Dave: "Abandoned motel units !"
Me: "No way!?"
Had we known then, what we know now, we would have looked for some of the bullet holes in the buildings that are reported to be there.
Had I known about this history I would've yelled "HANDS UP" as he was trying to exit the shrubbery in one of those "you had to be there" hilarious moments.
And then of course, there's the sunken Curtiss C-46 Commando plane,
resting in not even 4 feet of water, not far from where we are anchored, that played a part in this drug-running days of mayhem.
The current was a tad too strong for us to feel comfortable snorkelling around its protruding jagged edges, so we circled 'round a few times, checking out the ravages the salt water had done to the innards. We didn't see any skeletons. Or satchels of dope. Or bags of money. Dommage.
Carlos Lehder was sentenced to life in prison. However, from the little research we did, we think he may have received a reduced sentence, for some testimony he may have supplied, indicting others.

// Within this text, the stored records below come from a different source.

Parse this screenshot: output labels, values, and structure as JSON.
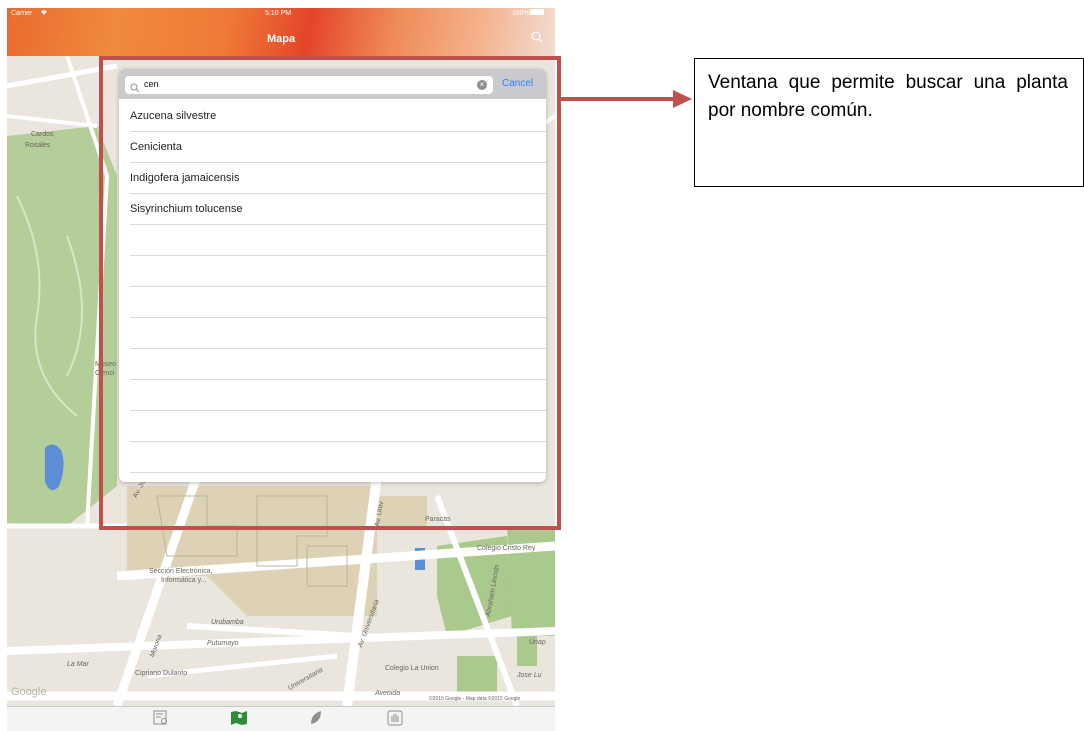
{
  "status_bar": {
    "carrier": "Carrier",
    "time": "5:10 PM",
    "battery": "100%"
  },
  "nav": {
    "title": "Mapa",
    "search_icon": "search-icon"
  },
  "search": {
    "query": "cen",
    "cancel_label": "Cancel",
    "results": [
      "Azucena silvestre",
      "Cenicienta",
      "Indigofera jamaicensis",
      "Sisyrinchium tolucense"
    ]
  },
  "map_labels": {
    "cardos": "Cardos",
    "rosales": "Rosales",
    "museo": "Museo",
    "cienci": "Cienci",
    "av_jose_riva": "Av. José de la Riva",
    "av_univ_top": "Av. Univ",
    "paracas": "Paracas",
    "colegio_cristo_rey": "Colegio Cristo Rey",
    "seccion": "Sección Electrónica,",
    "informatica": "Informática y...",
    "av_universitaria": "Av. Universitaria",
    "abraham_lincoln": "Abraham Lincoln",
    "urubamba": "Urubamba",
    "morona": "Morona",
    "putumayo": "Putumayo",
    "unap": "Unap",
    "la_mar": "La Mar",
    "cipriano_dulanto": "Cipriano Dulanto",
    "universitaria_bottom": "Universitaria",
    "colegio_la_union": "Colegio La Union",
    "jose_lu": "Jose Lu",
    "avenida": "Avenida",
    "google": "Google",
    "attribution": "©2015 Google - Map data ©2015 Google"
  },
  "tab_bar": {
    "icons": [
      "catalog-icon",
      "map-icon",
      "leaf-icon",
      "hand-icon"
    ]
  },
  "callout": {
    "text": "Ventana que permite buscar una planta por nombre común."
  },
  "colors": {
    "highlight": "#c0504d",
    "cancel": "#2b83f4",
    "park": "#a9c98d",
    "map_bg": "#eae6de"
  }
}
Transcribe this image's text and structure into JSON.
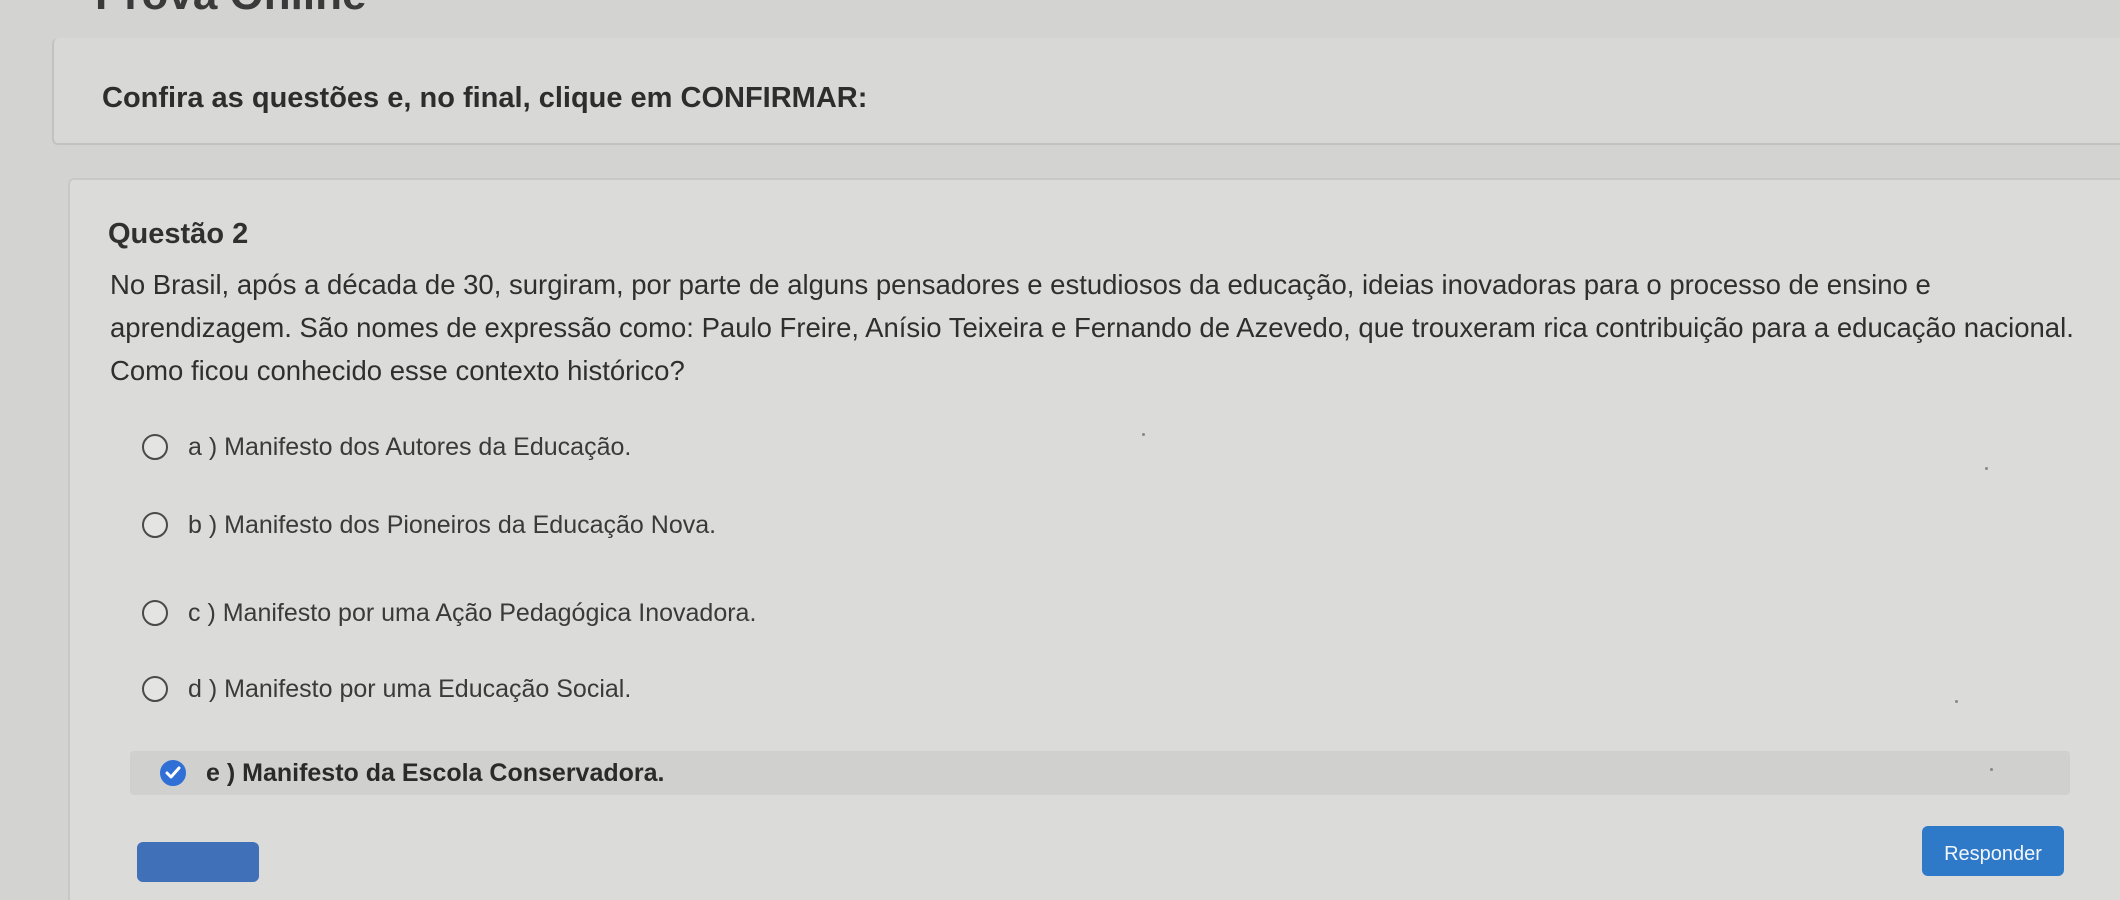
{
  "page": {
    "title": "Prova Online",
    "instructions": "Confira as questões e, no final, clique em CONFIRMAR:"
  },
  "question": {
    "title": "Questão 2",
    "text": "No Brasil, após a década de 30, surgiram, por parte de alguns pensadores e estudiosos da educação, ideias inovadoras para o processo de ensino e aprendizagem. São nomes de expressão como: Paulo Freire, Anísio Teixeira e Fernando de Azevedo, que trouxeram rica contribuição para a educação nacional. Como ficou conhecido esse contexto histórico?",
    "options": [
      {
        "label": "a ) Manifesto dos Autores da Educação.",
        "selected": false
      },
      {
        "label": "b ) Manifesto dos Pioneiros da Educação Nova.",
        "selected": false
      },
      {
        "label": "c ) Manifesto por uma Ação Pedagógica Inovadora.",
        "selected": false
      },
      {
        "label": "d ) Manifesto por uma Educação Social.",
        "selected": false
      },
      {
        "label": "e ) Manifesto da Escola Conservadora.",
        "selected": true
      }
    ]
  },
  "actions": {
    "respond_label": "Responder"
  },
  "colors": {
    "accent": "#2f79c9",
    "selected_radio": "#2f6fd6",
    "background": "#d3d3d2"
  }
}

A movie was made from these events, starring Johnny Depp and Penélope Cruz, entitled "BLOW".
Dave and Alexandra enjoyed the rest of the day walking some of the many beaches, snorkelling these gorgeous waters, and gunk-holing with dinghy.
And all the rest of the pictures are on our Sailing Banyan page, like us to view !!